The statistics don’t favor them, but still, they go to work trusting that they don’t get with the same bad fate


The statistics are not very favorable, per OSHA on average there are 12 fatal injuries per day and every year 4,500 workers die, these numbers have been improving over the years, but there is still much work to do to avoid this type of fatalities, because only a lost life is reason enough to mourn. 

My advice to them, analyze what kind of fatal injuries occur and think how they could have been avoided, here you can find them.


Beware of overconfidence, don't be like some skyscraper worker of the past



The knowledge or skill that we acquire in our tasks makes us more efficient, but beware this can become a double-edged sword that could hurt us.

Overconfidence is generated precisely because of the ease with which we perform a task and therefore we pay less attention to what we are doing, this can culminate in an accident.

Such is the case of the very experienced worker who has worked for many years in a plant and thinks that he knows the unit very well.

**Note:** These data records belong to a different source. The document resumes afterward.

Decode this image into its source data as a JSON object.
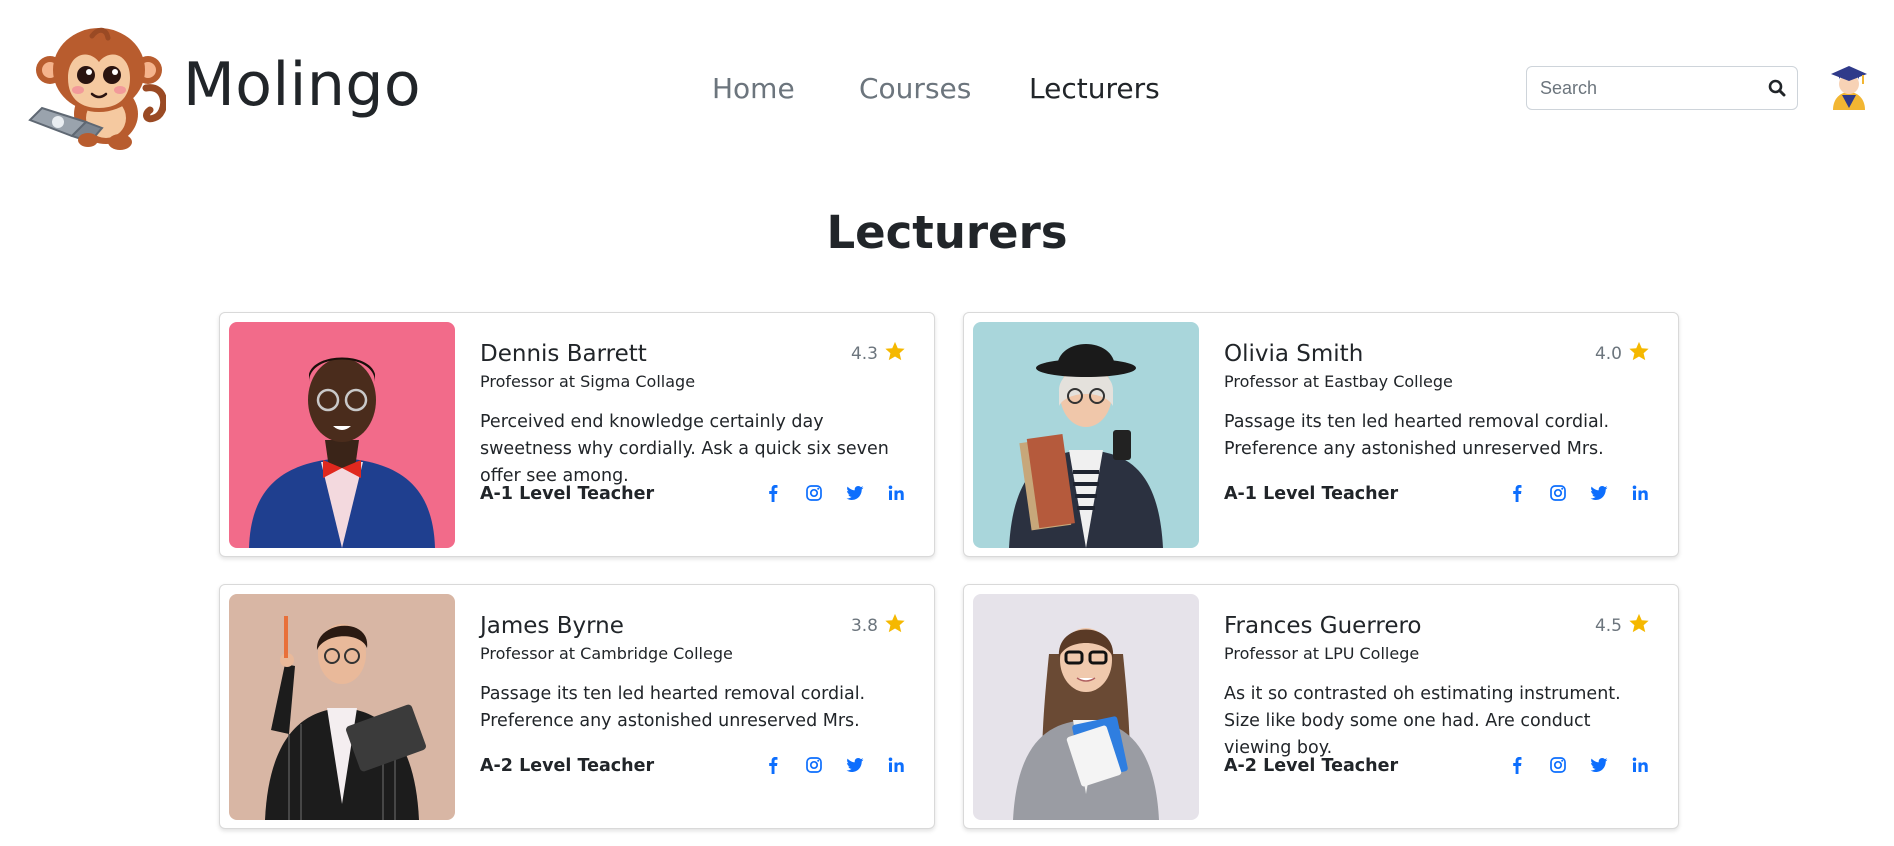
{
  "header": {
    "brand": "Molingo",
    "nav": [
      {
        "label": "Home"
      },
      {
        "label": "Courses"
      },
      {
        "label": "Lecturers"
      }
    ],
    "search": {
      "placeholder": "Search",
      "value": ""
    }
  },
  "page": {
    "title": "Lecturers"
  },
  "colors": {
    "accent": "#0d6efd",
    "star": "#f5b800",
    "text": "#212529",
    "muted": "#6c757d"
  },
  "lecturers": [
    {
      "name": "Dennis Barrett",
      "role": "Professor at Sigma Collage",
      "rating": "4.3",
      "bio": "Perceived end knowledge certainly day sweetness why cordially. Ask a quick six seven offer see among.",
      "level": "A-1 Level Teacher"
    },
    {
      "name": "Olivia Smith",
      "role": "Professor at Eastbay College",
      "rating": "4.0",
      "bio": "Passage its ten led hearted removal cordial. Preference any astonished unreserved Mrs.",
      "level": "A-1 Level Teacher"
    },
    {
      "name": "James Byrne",
      "role": "Professor at Cambridge College",
      "rating": "3.8",
      "bio": "Passage its ten led hearted removal cordial. Preference any astonished unreserved Mrs.",
      "level": "A-2 Level Teacher"
    },
    {
      "name": "Frances Guerrero",
      "role": "Professor at LPU College",
      "rating": "4.5",
      "bio": "As it so contrasted oh estimating instrument. Size like body some one had. Are conduct viewing boy.",
      "level": "A-2 Level Teacher"
    }
  ],
  "icons": [
    "monkey-logo",
    "search-icon",
    "graduate-avatar-icon",
    "star-icon",
    "facebook-icon",
    "instagram-icon",
    "twitter-icon",
    "linkedin-icon"
  ]
}
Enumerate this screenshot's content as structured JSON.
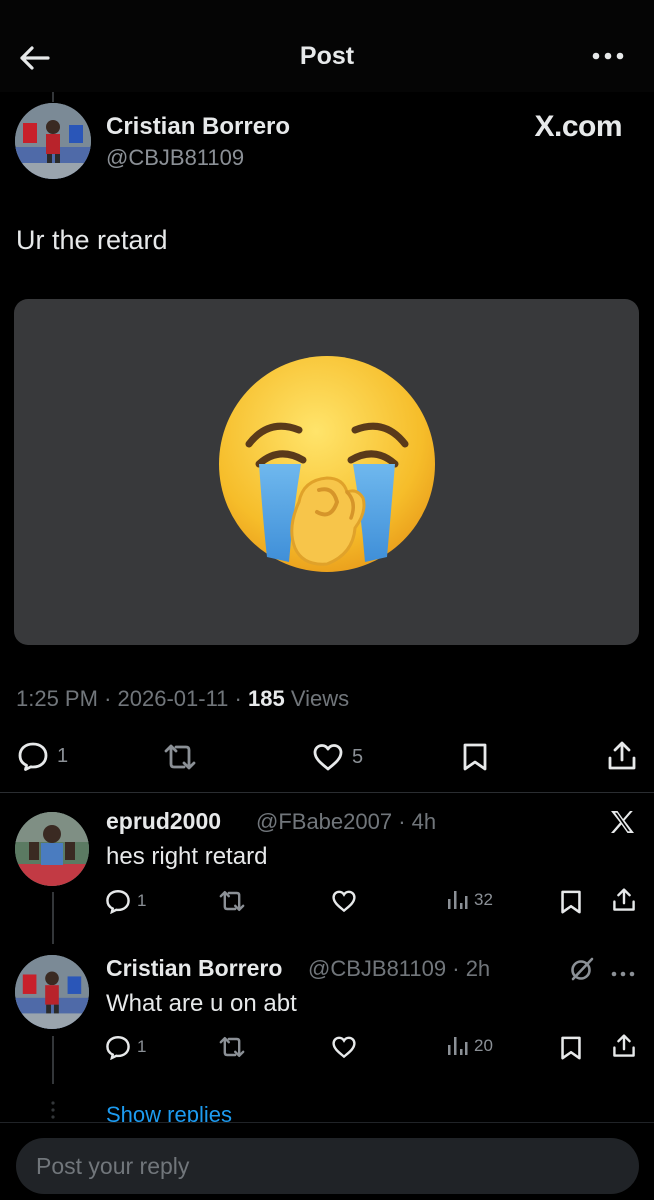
{
  "header": {
    "title": "Post"
  },
  "post": {
    "author_name": "Cristian Borrero",
    "author_handle": "@CBJB81109",
    "brand": "X.com",
    "text": "Ur the retard",
    "media_emoji": "loudly-crying-face",
    "time": "1:25 PM",
    "date": "2026-01-11",
    "views_count": "185",
    "views_label": "Views",
    "replies": "1",
    "likes": "5"
  },
  "replies": [
    {
      "name": "eprud2000",
      "handle": "@FBabe2007",
      "age": "4h",
      "text": "hes right retard",
      "reply_count": "1",
      "views": "32",
      "badge_icon": "x-logo-icon"
    },
    {
      "name": "Cristian Borrero",
      "handle": "@CBJB81109",
      "age": "2h",
      "text": "What are u on abt",
      "reply_count": "1",
      "views": "20",
      "badge_icon": "grok-icon"
    }
  ],
  "show_replies": "Show replies",
  "reply_box": {
    "placeholder": "Post your reply"
  },
  "colors": {
    "background": "#000000",
    "card": "#38393b",
    "muted_text": "#71767b",
    "link": "#1d9bf0"
  }
}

One day he is sent to take a part of the pipe or “brake a line” and the worker assumes that there is no product in it, he does not check with the operators or process engineers and takes the decision to “brake a line”, guess what? Exactly, the pressure of the product in the tank that was connected to the pipe, forces the product to go through the pipe removed and splashes the worker causing severe burns.

Do not assume anything, you always should ask!

Here you will find a good article about how the overconfidence can generate accidents.


Some Tips to Reduce Overconfidence



Always pay attention to what is indicated in the security meetings and do not hesitate to ask any questions, in security matters no question is silly.

Be alert for any indications of workplace safety, any signs, barricades, locks and tagging.

Coordinate with operations personnel to verify that no operations or other types of tests are performed


I hope that we really value the work of these great men and women who are engaged in these riskier jobs, I hope that employers really care to train the employees and make the working conditions as safe as possible, that bosses understand that a life has more value than a delivery time and that the workers themselves assume the commitment to always watch over their safety and the safety of their colleagues.

What can I do as an employee or employer to make my work safer?

What experiences have you had and what advice would you give to other workers?